By DION LEFLER - The Wichita Eagle
Quoting from the title song of the 1960s television series "Branded," a state appeals court panel ruled Friday that a Stafford County judge overstepped his authority when he ordered a man to put signs on his house and car announcing that he is a sex offender.
The three-judge panel cited the television show while explaining its ruling in the case of _____, a 73-year-old Hudson man who was ordered to post the signs as part of a plea bargain related to his taking baths with two children.
"Branded" aired on NBC in 1965 and 1966. It starred Chuck Connors as Capt. Jason McCord, an Army officer wrongly cashiered and disgraced as a coward after surviving a frontier massacre that wiped out his troop.
The show is most remembered for its haunting ballad-style theme song, which contained the lyrics quoted by the appellate judges: "Wherever you go, for the rest of your life, you must prove, you're a man."
"In McCord's case, these final lyrics condemned him to a life of wandering and trying to prove to others that he was not a coward," the judges wrote. "Indeed, the lyrics expressed a very harsh and unforgiving censure against McCord for his alleged cowardice."
"Similarly, in the present case, the signage conditions exact a very harsh censure against _____," the ruling continued.
"Although _____ had been convicted of a sexual offense, the imposed signage conditions would work against any rehabilitation while on probation because wherever _____ would be, he would be 'branded.' "
The opinion was written by Judge Richard Greene and joined by judges Steve Leben and Henry W. Green Jr.
While the television show was used as an illustrative example, the ruling itself hinged on court precedents in similar cases from Tennessee, Montana and Illinois.
In those cases, the courts ruled that public humiliation would interfere with the rehabilitative purpose of probation and was impermissible.
Carl Folsom III, the lawyer who represented _____, acknowledged that he found it "a little odd" that the judges cited '60s TV in their decision.

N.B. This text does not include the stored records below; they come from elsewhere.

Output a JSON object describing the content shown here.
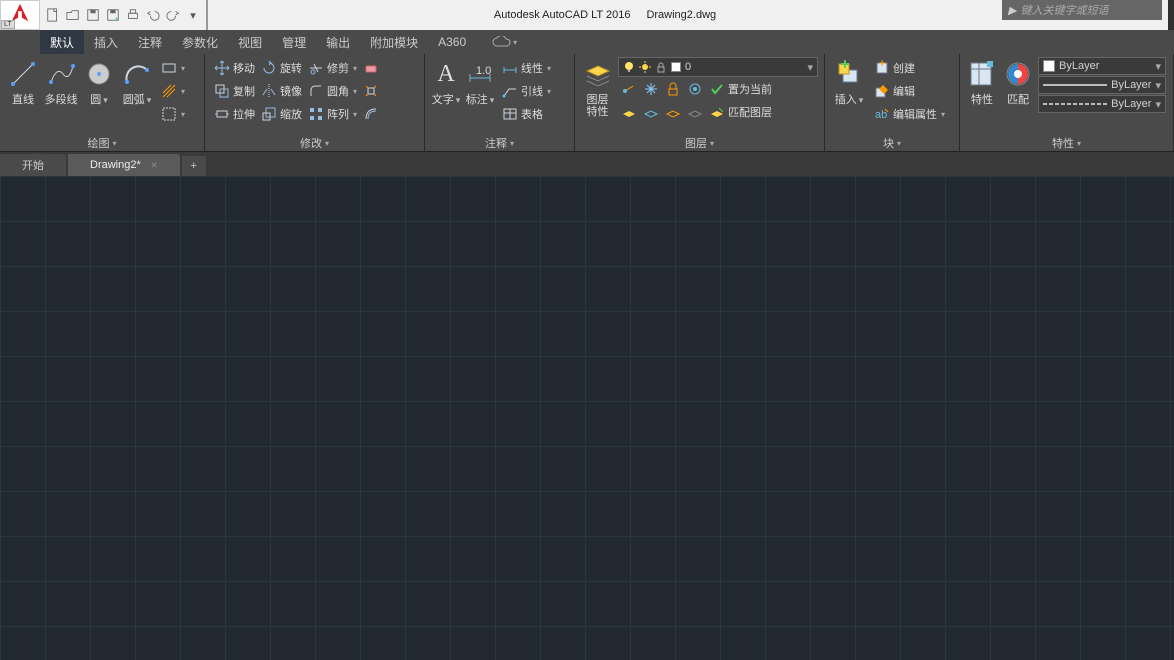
{
  "app": {
    "title": "Autodesk AutoCAD LT 2016",
    "document": "Drawing2.dwg",
    "logo_lt": "LT"
  },
  "search": {
    "placeholder": "键入关键字或短语"
  },
  "menu": {
    "items": [
      "默认",
      "插入",
      "注释",
      "参数化",
      "视图",
      "管理",
      "输出",
      "附加模块",
      "A360"
    ]
  },
  "ribbon": {
    "draw": {
      "title": "绘图",
      "line": "直线",
      "pline": "多段线",
      "circle": "圆",
      "arc": "圆弧"
    },
    "modify": {
      "title": "修改",
      "move": "移动",
      "rotate": "旋转",
      "trim": "修剪",
      "copy": "复制",
      "mirror": "镜像",
      "fillet": "圆角",
      "stretch": "拉伸",
      "scale": "缩放",
      "array": "阵列"
    },
    "annot": {
      "title": "注释",
      "text": "文字",
      "dim": "标注",
      "linear": "线性",
      "leader": "引线",
      "table": "表格"
    },
    "layers": {
      "title": "图层",
      "props": "图层\n特性",
      "current": "0",
      "make_current": "置为当前",
      "match": "匹配图层"
    },
    "block": {
      "title": "块",
      "insert": "插入",
      "create": "创建",
      "edit": "编辑",
      "attedit": "编辑属性"
    },
    "props": {
      "title": "特性",
      "pal": "特性",
      "match": "匹配",
      "bylayer": "ByLayer"
    }
  },
  "tabs": {
    "start": "开始",
    "file": "Drawing2*"
  }
}
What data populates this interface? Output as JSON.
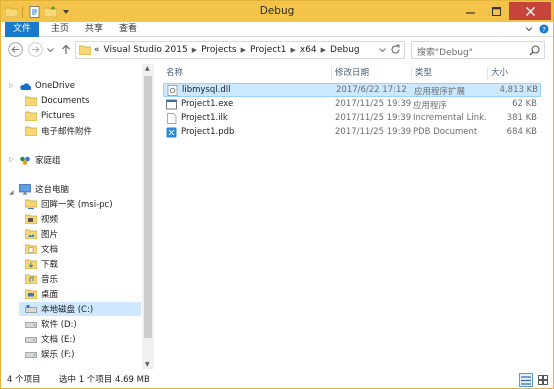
{
  "window": {
    "title": "Debug",
    "accent": "#f4c44a"
  },
  "quick_access": {
    "icons": [
      "properties-icon",
      "new-folder-icon",
      "customize-dropdown-icon"
    ]
  },
  "ribbon": {
    "tabs": [
      {
        "label": "文件",
        "active": true
      },
      {
        "label": "主页"
      },
      {
        "label": "共享"
      },
      {
        "label": "查看"
      }
    ]
  },
  "address_bar": {
    "chevron": "«",
    "crumbs": [
      "Visual Studio 2015",
      "Projects",
      "Project1",
      "x64",
      "Debug"
    ]
  },
  "search": {
    "placeholder": "搜索\"Debug\""
  },
  "nav_pane": {
    "onedrive": "OneDrive",
    "onedrive_children": [
      "Documents",
      "Pictures",
      "电子邮件附件"
    ],
    "homegroup": "家庭组",
    "this_pc": "这台电脑",
    "pc_children": [
      "回眸一笑 (msi-pc)",
      "视频",
      "图片",
      "文档",
      "下载",
      "音乐",
      "桌面",
      "本地磁盘 (C:)",
      "软件 (D:)",
      "文档 (E:)",
      "娱乐 (F:)"
    ],
    "selected": "本地磁盘 (C:)"
  },
  "columns": {
    "name": "名称",
    "date": "修改日期",
    "type": "类型",
    "size": "大小"
  },
  "files": [
    {
      "name": "libmysql.dll",
      "date": "2017/6/22 17:12",
      "type": "应用程序扩展",
      "size": "4,813 KB",
      "icon": "dll-file-icon",
      "selected": true
    },
    {
      "name": "Project1.exe",
      "date": "2017/11/25 19:39",
      "type": "应用程序",
      "size": "62 KB",
      "icon": "exe-file-icon"
    },
    {
      "name": "Project1.ilk",
      "date": "2017/11/25 19:39",
      "type": "Incremental Link...",
      "size": "381 KB",
      "icon": "ilk-file-icon"
    },
    {
      "name": "Project1.pdb",
      "date": "2017/11/25 19:39",
      "type": "PDB Document",
      "size": "684 KB",
      "icon": "pdb-file-icon"
    }
  ],
  "status": {
    "count": "4 个项目",
    "selection": "选中 1 个项目  4.69 MB"
  }
}
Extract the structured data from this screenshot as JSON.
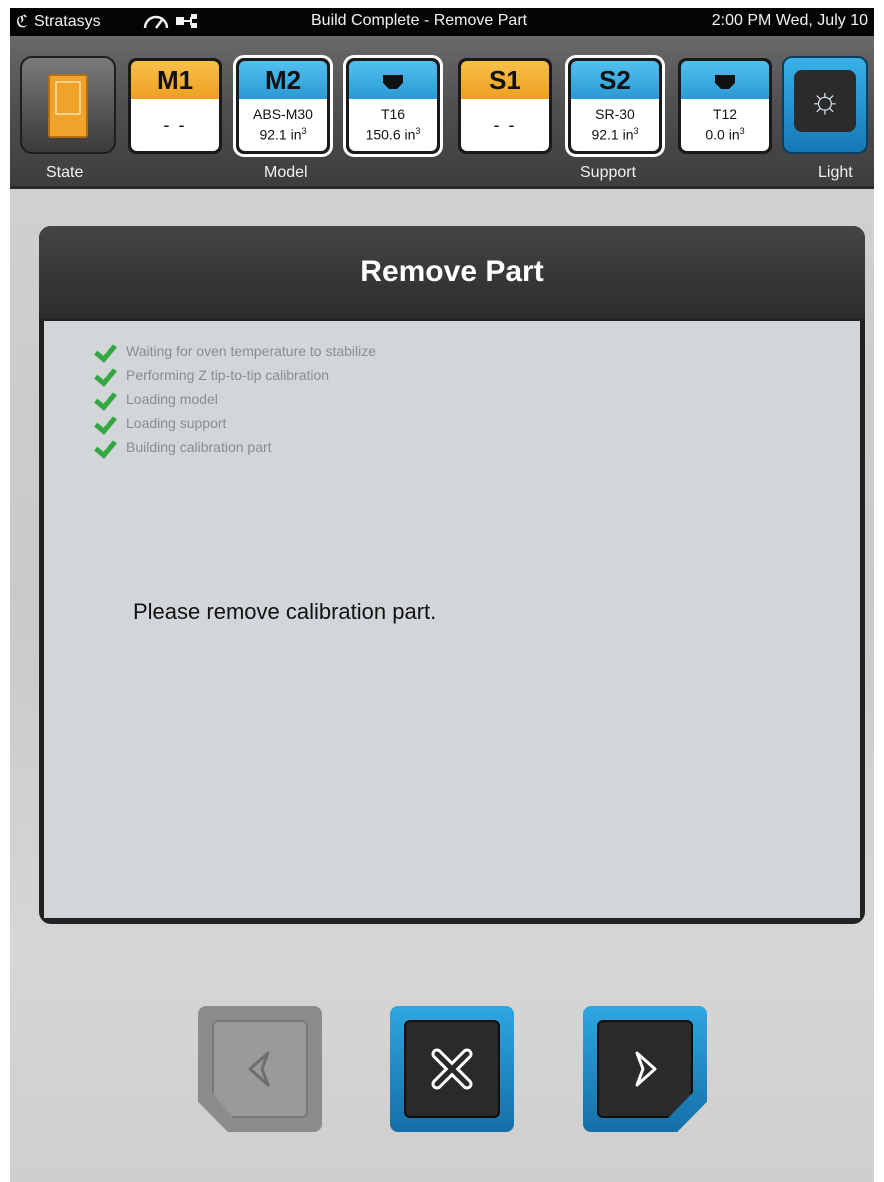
{
  "status_bar": {
    "brand": "Stratasys",
    "title": "Build Complete - Remove Part",
    "clock": "2:00 PM Wed, July 10",
    "icons": [
      "brand-logo-icon",
      "gauge-icon",
      "network-icon"
    ]
  },
  "toolbar": {
    "state_label": "State",
    "model_label": "Model",
    "support_label": "Support",
    "light_label": "Light",
    "tiles": [
      {
        "header": "M1",
        "line1": "- -",
        "line2": "",
        "color": "#eca021",
        "selected": false
      },
      {
        "header": "M2",
        "line1": "ABS-M30",
        "line2": "92.1 in",
        "sup": "3",
        "color": "#2a9ad4",
        "selected": true
      },
      {
        "header": "nozzle-icon",
        "line1": "T16",
        "line2": "150.6 in",
        "sup": "3",
        "color": "#2a9ad4",
        "selected": true
      },
      {
        "header": "S1",
        "line1": "- -",
        "line2": "",
        "color": "#eca021",
        "selected": false
      },
      {
        "header": "S2",
        "line1": "SR-30",
        "line2": "92.1 in",
        "sup": "3",
        "color": "#2a9ad4",
        "selected": true
      },
      {
        "header": "nozzle-icon",
        "line1": "T12",
        "line2": "0.0 in",
        "sup": "3",
        "color": "#2a9ad4",
        "selected": false
      }
    ]
  },
  "dialog": {
    "title": "Remove Part",
    "steps": [
      "Waiting for oven temperature to stabilize",
      "Performing Z tip-to-tip calibration",
      "Loading model",
      "Loading support",
      "Building calibration part"
    ],
    "message": "Please remove calibration part."
  },
  "nav": {
    "back": {
      "icon": "back-arrow-icon",
      "enabled": false
    },
    "cancel": {
      "icon": "close-icon",
      "enabled": true
    },
    "next": {
      "icon": "next-arrow-icon",
      "enabled": true
    }
  },
  "colors": {
    "accent_blue": "#2a9ad4",
    "accent_orange": "#eca021",
    "check_green": "#35a845"
  }
}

But, he said, it was appropriate to the case, which included arguments on public humiliation punishments dating back to the Massachusetts Bay Colony.
"In my brief, I cited a lot of really old books," Folsom said. "It was just such an unusual sentence, it required some unusual comparisons."
Stafford County Attorney Joe Shepack, who represented the state, did not return a phone message seeking comment.
In addition to overruling the sign conditions, the appellate judges also ordered Stafford County District Judge Ron L. Svaty to reconsider the length of _____'s probation and a prohibition on leaving his house to buy groceries.
They ruled that Svaty had not adequately justified setting _____'s probation term at five years when sentencing guidelines call for three.
A psychological report said _____ is not a public risk and described him as "an aging person showing poor judgment in the face of mitigating circumstances."
The appellate judges also directed that _____ be allowed to leave his home to shop for groceries unless Svaty can make a ruling that it's not an essential activity.
Folsom said shopping is critical for _____ because "he's an elderly person who doesn't have much contact with family" and has no one to consistently bring him food.
The original terms of the house arrest allow _____ to leave home for medical care, to meet with his probation officer and to attend a sex offender treatment program.